Web page and app entries:
☆ ☆ ☆ ☆ ☆
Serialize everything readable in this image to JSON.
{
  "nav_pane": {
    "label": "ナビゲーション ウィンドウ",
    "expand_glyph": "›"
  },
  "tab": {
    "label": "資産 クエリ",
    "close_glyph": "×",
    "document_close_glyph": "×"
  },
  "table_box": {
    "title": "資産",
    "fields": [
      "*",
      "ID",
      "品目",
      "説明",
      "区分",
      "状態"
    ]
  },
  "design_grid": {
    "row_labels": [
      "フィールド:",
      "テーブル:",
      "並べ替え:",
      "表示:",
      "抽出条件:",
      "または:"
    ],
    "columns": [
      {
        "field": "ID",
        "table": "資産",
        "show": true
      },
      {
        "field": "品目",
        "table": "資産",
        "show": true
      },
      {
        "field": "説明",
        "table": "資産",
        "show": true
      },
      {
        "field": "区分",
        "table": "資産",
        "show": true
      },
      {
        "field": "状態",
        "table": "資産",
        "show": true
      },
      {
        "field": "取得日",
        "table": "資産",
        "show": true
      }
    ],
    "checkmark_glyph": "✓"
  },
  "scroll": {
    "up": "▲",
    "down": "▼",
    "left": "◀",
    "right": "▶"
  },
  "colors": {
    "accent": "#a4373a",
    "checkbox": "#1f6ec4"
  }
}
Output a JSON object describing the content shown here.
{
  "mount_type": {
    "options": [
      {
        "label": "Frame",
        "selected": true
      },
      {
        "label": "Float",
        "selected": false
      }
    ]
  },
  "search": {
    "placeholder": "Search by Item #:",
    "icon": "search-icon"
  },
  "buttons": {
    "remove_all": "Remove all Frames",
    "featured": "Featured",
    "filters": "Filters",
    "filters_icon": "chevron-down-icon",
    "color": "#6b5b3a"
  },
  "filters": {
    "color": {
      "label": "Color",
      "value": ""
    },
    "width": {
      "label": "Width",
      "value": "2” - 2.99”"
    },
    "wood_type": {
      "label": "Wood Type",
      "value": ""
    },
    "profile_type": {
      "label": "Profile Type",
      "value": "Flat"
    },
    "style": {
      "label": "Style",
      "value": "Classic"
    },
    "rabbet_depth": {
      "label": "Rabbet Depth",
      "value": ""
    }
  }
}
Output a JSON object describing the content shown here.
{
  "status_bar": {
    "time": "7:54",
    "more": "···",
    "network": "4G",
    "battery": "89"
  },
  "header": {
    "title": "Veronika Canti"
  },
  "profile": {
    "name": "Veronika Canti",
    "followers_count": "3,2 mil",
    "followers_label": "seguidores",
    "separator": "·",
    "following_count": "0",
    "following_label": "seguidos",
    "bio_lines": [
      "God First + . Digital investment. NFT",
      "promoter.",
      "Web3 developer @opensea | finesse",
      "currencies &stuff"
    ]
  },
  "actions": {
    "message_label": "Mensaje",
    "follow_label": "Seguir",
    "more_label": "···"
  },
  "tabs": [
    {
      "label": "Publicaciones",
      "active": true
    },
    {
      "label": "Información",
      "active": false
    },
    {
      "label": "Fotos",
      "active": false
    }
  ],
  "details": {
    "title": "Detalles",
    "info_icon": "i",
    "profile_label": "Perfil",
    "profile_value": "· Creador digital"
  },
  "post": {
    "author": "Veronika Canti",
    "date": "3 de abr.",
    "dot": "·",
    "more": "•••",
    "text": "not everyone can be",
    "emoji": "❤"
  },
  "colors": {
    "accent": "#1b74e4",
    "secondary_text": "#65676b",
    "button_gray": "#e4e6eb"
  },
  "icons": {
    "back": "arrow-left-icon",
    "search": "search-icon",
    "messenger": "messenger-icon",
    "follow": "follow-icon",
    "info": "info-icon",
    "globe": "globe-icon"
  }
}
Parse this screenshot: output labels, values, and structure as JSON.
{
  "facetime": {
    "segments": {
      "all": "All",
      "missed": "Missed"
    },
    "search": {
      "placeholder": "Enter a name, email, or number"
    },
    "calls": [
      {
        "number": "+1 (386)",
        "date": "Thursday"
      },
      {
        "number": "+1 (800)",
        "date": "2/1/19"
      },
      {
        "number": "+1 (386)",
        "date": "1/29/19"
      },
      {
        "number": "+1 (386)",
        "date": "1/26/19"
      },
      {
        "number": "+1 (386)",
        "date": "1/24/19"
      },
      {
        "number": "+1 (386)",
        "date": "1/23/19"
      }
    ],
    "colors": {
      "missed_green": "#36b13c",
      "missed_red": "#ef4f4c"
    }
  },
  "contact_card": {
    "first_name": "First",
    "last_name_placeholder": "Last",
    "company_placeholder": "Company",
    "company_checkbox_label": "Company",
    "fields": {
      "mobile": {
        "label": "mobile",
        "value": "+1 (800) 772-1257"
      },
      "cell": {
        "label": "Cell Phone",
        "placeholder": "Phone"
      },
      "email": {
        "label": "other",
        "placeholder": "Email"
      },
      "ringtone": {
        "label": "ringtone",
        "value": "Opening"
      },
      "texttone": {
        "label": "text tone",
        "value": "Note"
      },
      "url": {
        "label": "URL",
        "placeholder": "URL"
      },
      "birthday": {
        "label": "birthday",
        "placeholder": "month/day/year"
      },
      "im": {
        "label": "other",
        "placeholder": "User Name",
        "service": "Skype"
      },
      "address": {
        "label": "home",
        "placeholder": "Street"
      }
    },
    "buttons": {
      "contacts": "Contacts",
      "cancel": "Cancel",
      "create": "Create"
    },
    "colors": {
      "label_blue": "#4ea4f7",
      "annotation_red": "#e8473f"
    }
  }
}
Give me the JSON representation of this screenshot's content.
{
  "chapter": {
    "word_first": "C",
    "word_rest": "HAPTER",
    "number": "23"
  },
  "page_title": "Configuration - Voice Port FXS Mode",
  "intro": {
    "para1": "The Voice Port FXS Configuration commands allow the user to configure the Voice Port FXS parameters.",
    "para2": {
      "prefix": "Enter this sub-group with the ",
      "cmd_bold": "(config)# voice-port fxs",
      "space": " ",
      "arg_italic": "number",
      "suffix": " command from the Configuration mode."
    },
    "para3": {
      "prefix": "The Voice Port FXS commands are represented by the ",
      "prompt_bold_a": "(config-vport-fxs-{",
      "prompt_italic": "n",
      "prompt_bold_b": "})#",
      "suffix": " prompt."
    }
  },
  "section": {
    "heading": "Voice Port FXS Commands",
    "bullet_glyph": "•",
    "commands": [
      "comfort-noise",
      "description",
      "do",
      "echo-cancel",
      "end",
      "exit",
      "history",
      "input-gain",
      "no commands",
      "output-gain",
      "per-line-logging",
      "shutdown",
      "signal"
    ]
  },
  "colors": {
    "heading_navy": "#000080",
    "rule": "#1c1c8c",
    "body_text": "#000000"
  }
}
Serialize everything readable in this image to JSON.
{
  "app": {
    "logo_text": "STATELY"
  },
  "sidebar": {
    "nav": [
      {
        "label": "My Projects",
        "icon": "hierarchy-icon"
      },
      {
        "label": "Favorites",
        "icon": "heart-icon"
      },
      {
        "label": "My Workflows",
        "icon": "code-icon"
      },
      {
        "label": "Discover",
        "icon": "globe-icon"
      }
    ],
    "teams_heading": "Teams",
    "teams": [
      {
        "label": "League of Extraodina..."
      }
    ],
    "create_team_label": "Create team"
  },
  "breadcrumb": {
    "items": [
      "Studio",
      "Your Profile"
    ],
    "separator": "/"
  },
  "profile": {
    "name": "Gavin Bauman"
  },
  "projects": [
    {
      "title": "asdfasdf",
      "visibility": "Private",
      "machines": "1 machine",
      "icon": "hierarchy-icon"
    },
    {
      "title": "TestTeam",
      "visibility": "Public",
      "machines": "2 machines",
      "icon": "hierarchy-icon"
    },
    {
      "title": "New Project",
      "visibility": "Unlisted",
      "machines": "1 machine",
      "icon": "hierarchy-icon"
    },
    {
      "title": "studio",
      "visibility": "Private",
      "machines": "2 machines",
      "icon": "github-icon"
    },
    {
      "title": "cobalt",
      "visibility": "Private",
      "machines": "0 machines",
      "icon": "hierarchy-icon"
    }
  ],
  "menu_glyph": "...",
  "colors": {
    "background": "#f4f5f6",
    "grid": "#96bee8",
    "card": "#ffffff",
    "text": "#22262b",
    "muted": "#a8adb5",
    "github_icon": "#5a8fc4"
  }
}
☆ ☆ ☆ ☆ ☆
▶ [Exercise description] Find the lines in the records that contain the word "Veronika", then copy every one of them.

▶ [Solution for this problem]
    "title": "Veronika Canti"
    "name": "Veronika Canti",
    "author": "Veronika Canti",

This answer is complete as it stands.